The common belief that people with autism look at people’s mouths instead of their eyes is inaccurate and has little evidence, say Nouchine Hadjikhani and Quentin Guillon.
Spectrum: Autism Research News
Tag: eye contact
The best predictors of treatment outcomes for children with autism may be subtle learning characteristics that are not specific to children with the disorder, rather than the symptoms that led to their diagnosis, say David Trembath and Giacomo Vivanti.
A widely used screen for autism identifies only one-third of children at 18 months who are later diagnosed with the disorder, reports a large Norwegian study published 18 February in Paediatric and Perinatal Epidemiology.
Children with autism are likely to keep more distance between themselves and a welcoming avatar than controls do in a virtual reality setup, suggesting that they derive less pleasure from social situations, according to a study published 17 January in the Journal of Autism and Developmental Disorders.

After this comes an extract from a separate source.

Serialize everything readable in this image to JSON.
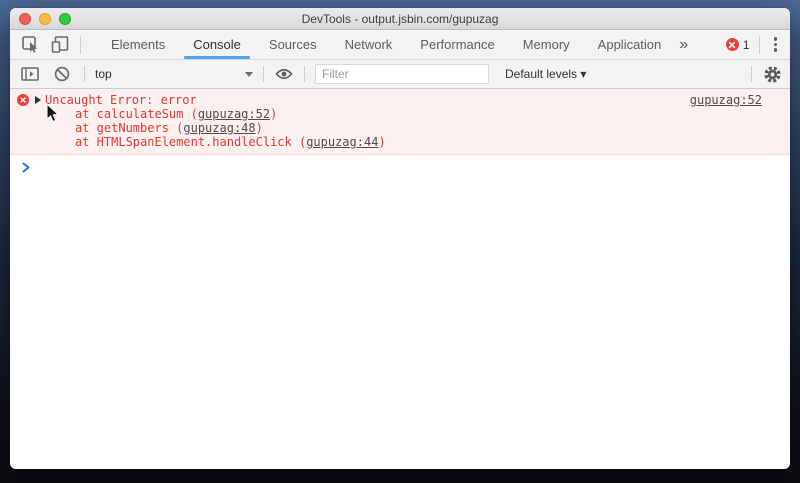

A rigorous new study confirms that boys with autism tend to score higher on tests of spatial and analytical abilities than on those for verbal skills. But the gap decreases by the time they reach 10 years of age.
Two studies published in the past few months suggest that face-processing deficits in people with autism are complex and may depend on the task.
Infants later diagnosed with autism tend to look at the hair and body of someone speaking to them instead of at the eyes and mouth, which convey social cues, reports a study published 13 August in Biological Psychiatry.
When trying to recognize a face, children with autism look at the same general features as controls do, but tend to focus on the right eye rather than the left, according to a study published 8 August in the Journal of Vision.